Manifesto for Maintenance Art
Manifesto for Maintenance Art is an exhibition proposal where maintenance work is portrayed as art itself. The artist, Mierle Laderman Ukeles, is known for her interest in maintenance; her well-known pieces include washing the steps of a museum and shaking hands with sanitation men. My favorite part of the manifesto is the first part (which I first discovered in How to Do Nothing), where it describes the death and life instinct. Having these compared to innovation and maintenance sparked so many ideas for my essay! You can read the whole thing here.
🤯 Interesting Innovations
Command Browser helps you make sense of the internet. It's an upgraded Safari: you can highlight webpages, save information in journals, integrate it with other apps like Notion, and more! All it costs is $15 (but you can do a free trial for 2 weeks) for lifetime use. This app was a lifesaver for me while I was writing this essay; without it, my research would've been all over the place. You can try it out here.
Since Obsidian doesn't have a mobile app (yet), I was looking for alternatives that would allow me to take notes on my phone (since majority of my reading would take place there). Mem.ai seemed to do the trick! It's basically Apple Notes, but powered by a graph database. Taking notes is blazingly fast, requires no hierarchy, and easy to search. You can check it out here (let me know if you need an invite)!
Postulate consolidates the entire writing process, from research to publication. You can first use it to store your thoughts and inspirations. Then, you can turn these snippets into posts, where they can be easily referenced and linked. There are also conversion metrics that can help motivate you in writing. Interested? You can check it out here.
📖 Rabbit Hole Reads (and Listens!)
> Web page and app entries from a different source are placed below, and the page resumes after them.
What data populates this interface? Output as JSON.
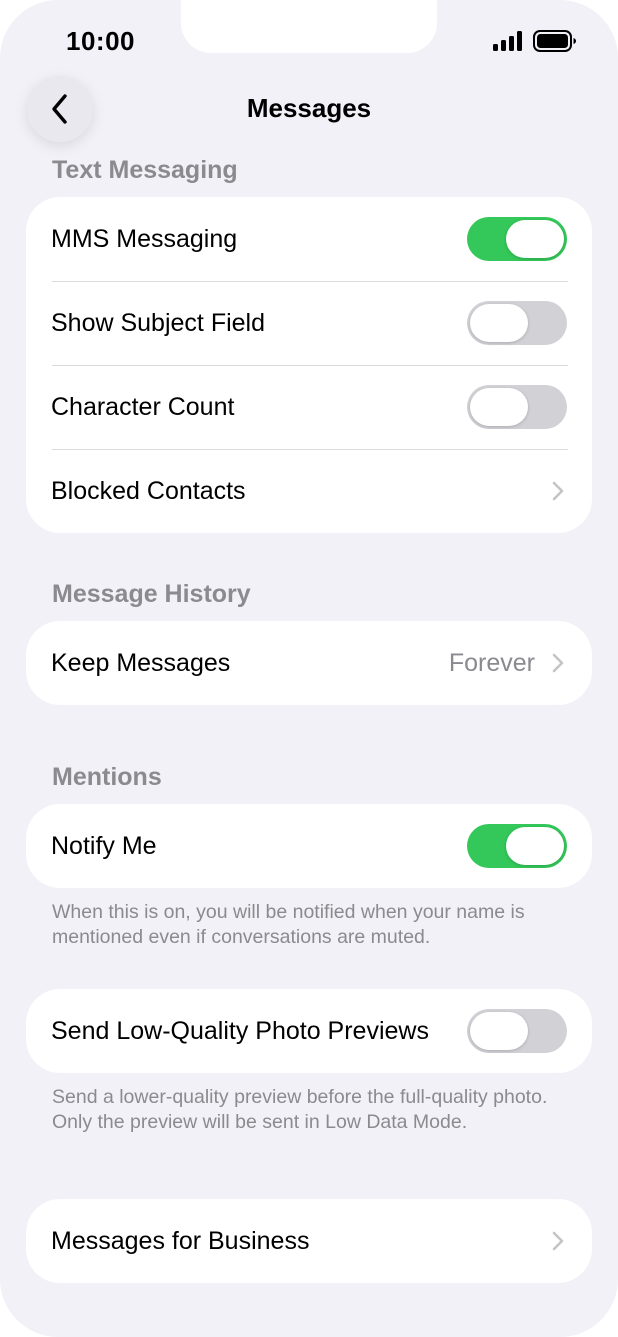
{
  "status_bar": {
    "time": "10:00",
    "icons": [
      "cellular-signal-icon",
      "battery-icon"
    ]
  },
  "nav": {
    "back_icon": "chevron-left-icon",
    "title": "Messages"
  },
  "sections": {
    "text_messaging": {
      "header": "Text Messaging",
      "mms_label": "MMS Messaging",
      "mms_on": true,
      "subject_label": "Show Subject Field",
      "subject_on": false,
      "char_count_label": "Character Count",
      "char_count_on": false,
      "blocked_label": "Blocked Contacts"
    },
    "message_history": {
      "header": "Message History",
      "keep_label": "Keep Messages",
      "keep_value": "Forever"
    },
    "mentions": {
      "header": "Mentions",
      "notify_label": "Notify Me",
      "notify_on": true,
      "footer": "When this is on, you will be notified when your name is mentioned even if conversations are muted."
    },
    "low_quality": {
      "label": "Send Low-Quality Photo Previews",
      "on": false,
      "footer": "Send a lower-quality preview before the full-quality photo. Only the preview will be sent in Low Data Mode."
    },
    "business": {
      "label": "Messages for Business"
    }
  },
  "colors": {
    "toggle_on": "#34c759",
    "toggle_off": "#d1d1d6",
    "background": "#f2f1f7",
    "secondary_text": "#8a8a8f"
  }
}
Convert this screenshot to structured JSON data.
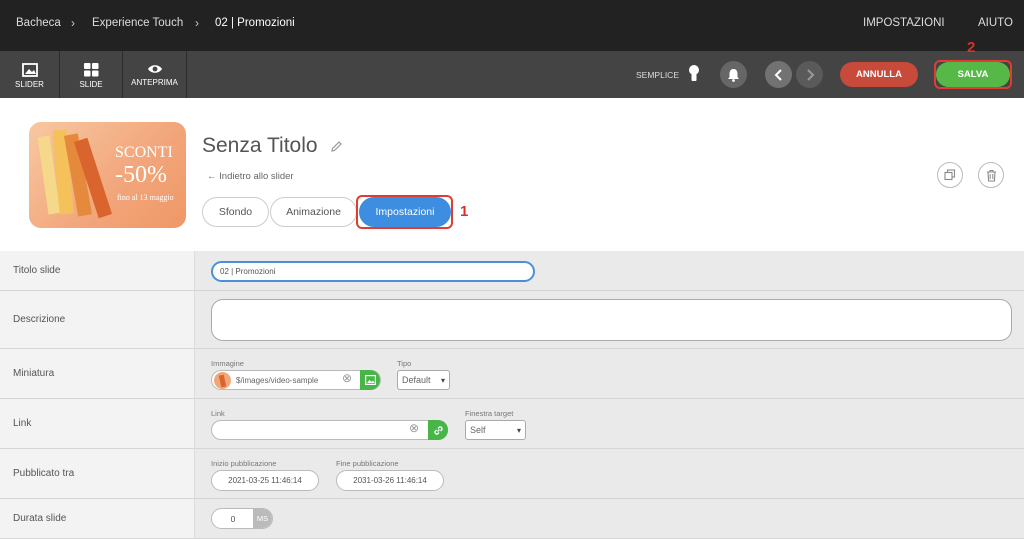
{
  "breadcrumb": {
    "items": [
      "Bacheca",
      "Experience Touch",
      "02 | Promozioni"
    ]
  },
  "top_menu": {
    "settings": "IMPOSTAZIONI",
    "help": "AIUTO"
  },
  "toolbar": {
    "tools": [
      {
        "label": "SLIDER",
        "icon": "image-icon"
      },
      {
        "label": "SLIDE",
        "icon": "grid-icon"
      },
      {
        "label": "ANTEPRIMA",
        "icon": "eye-icon"
      }
    ],
    "mode_label": "SEMPLICE",
    "cancel_label": "ANNULLA",
    "save_label": "SALVA",
    "colors": {
      "cancel": "#c74a3a",
      "save": "#56b947",
      "annotation": "#e03c31",
      "active_tab": "#3d8ee0"
    }
  },
  "annotations": {
    "first": "1",
    "second": "2"
  },
  "slide": {
    "thumbnail": {
      "line1": "SCONTI",
      "line2": "-50%",
      "line3": "fino al 13 maggio"
    },
    "title": "Senza Titolo",
    "back_link": "Indietro allo slider",
    "tabs": [
      "Sfondo",
      "Animazione",
      "Impostazioni"
    ],
    "active_tab": "Impostazioni"
  },
  "form": {
    "title": {
      "label": "Titolo slide",
      "value": "02 | Promozioni"
    },
    "description": {
      "label": "Descrizione",
      "value": ""
    },
    "thumbnail": {
      "label": "Miniatura",
      "image_label": "Immagine",
      "image_value": "$/images/video-sample",
      "type_label": "Tipo",
      "type_value": "Default"
    },
    "link": {
      "label": "Link",
      "link_label": "Link",
      "link_value": "",
      "target_label": "Finestra target",
      "target_value": "Self"
    },
    "published": {
      "label": "Pubblicato tra",
      "start_label": "Inizio pubblicazione",
      "start_value": "2021-03-25 11:46:14",
      "end_label": "Fine pubblicazione",
      "end_value": "2031-03-26 11:46:14"
    },
    "duration": {
      "label": "Durata slide",
      "value": "0",
      "unit": "MS"
    }
  }
}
Working in Public
The inspiration of this essay! In this book, Nadia Eghbal does an anthropological exploration of open source software development, from how it's made to how it's maintained. I believe this book is insightful not just for developers, but for creators of all kinds. I recommend listening to her interview with David Perell here.
REPAIRING INNOVATION: A Study of Integrating AI in Clinical Care
A recommendation from my mentor, Matthew! This report discusses the importance of repair work in the face of disruptive/innovative technologies. It even delves into emotional/cognitive labor (which nurses do to help integrate AI into healthcare). Here's a favorite quote of mine:
"The process of repair during innovation is generative because it is not about recovering a status quo, but rather about creating new practices and possibilities...it (repair work) requires creativity, skill, and ingenuity—and should be valued as such."
You can read it here.
Maintainers Anonymous is a podcast where Henry Zhu (maintainer of Babel) chats with maintainers of code, cities, and infrastructure. They talk about their process, motivations, and struggles as they learn in public. You may listen to it here.
🧘 Wise Words
If you already find joining communities tiring, imagine running them. Community building is a taxing endeavor that minorities often have to bear the brunt of. Read more in this tweet:
Bhoka @booplots of tweets on the timeline about building communities online, but no mention of how emotionally taxing it is? or how many times you’ve been pushed to the edge and cried over moderation group chats? like okaaaaay you and the boys on a discord server does not a community make
Almost a year ago, I found writing too scary to start. Now, it’s still intimidating to me, but here I am, six issues later! It’s all thanks to you guys that I keep reading and creating. It’s a pleasure to be able to share my thoughts (500~ tabs worth) with you all.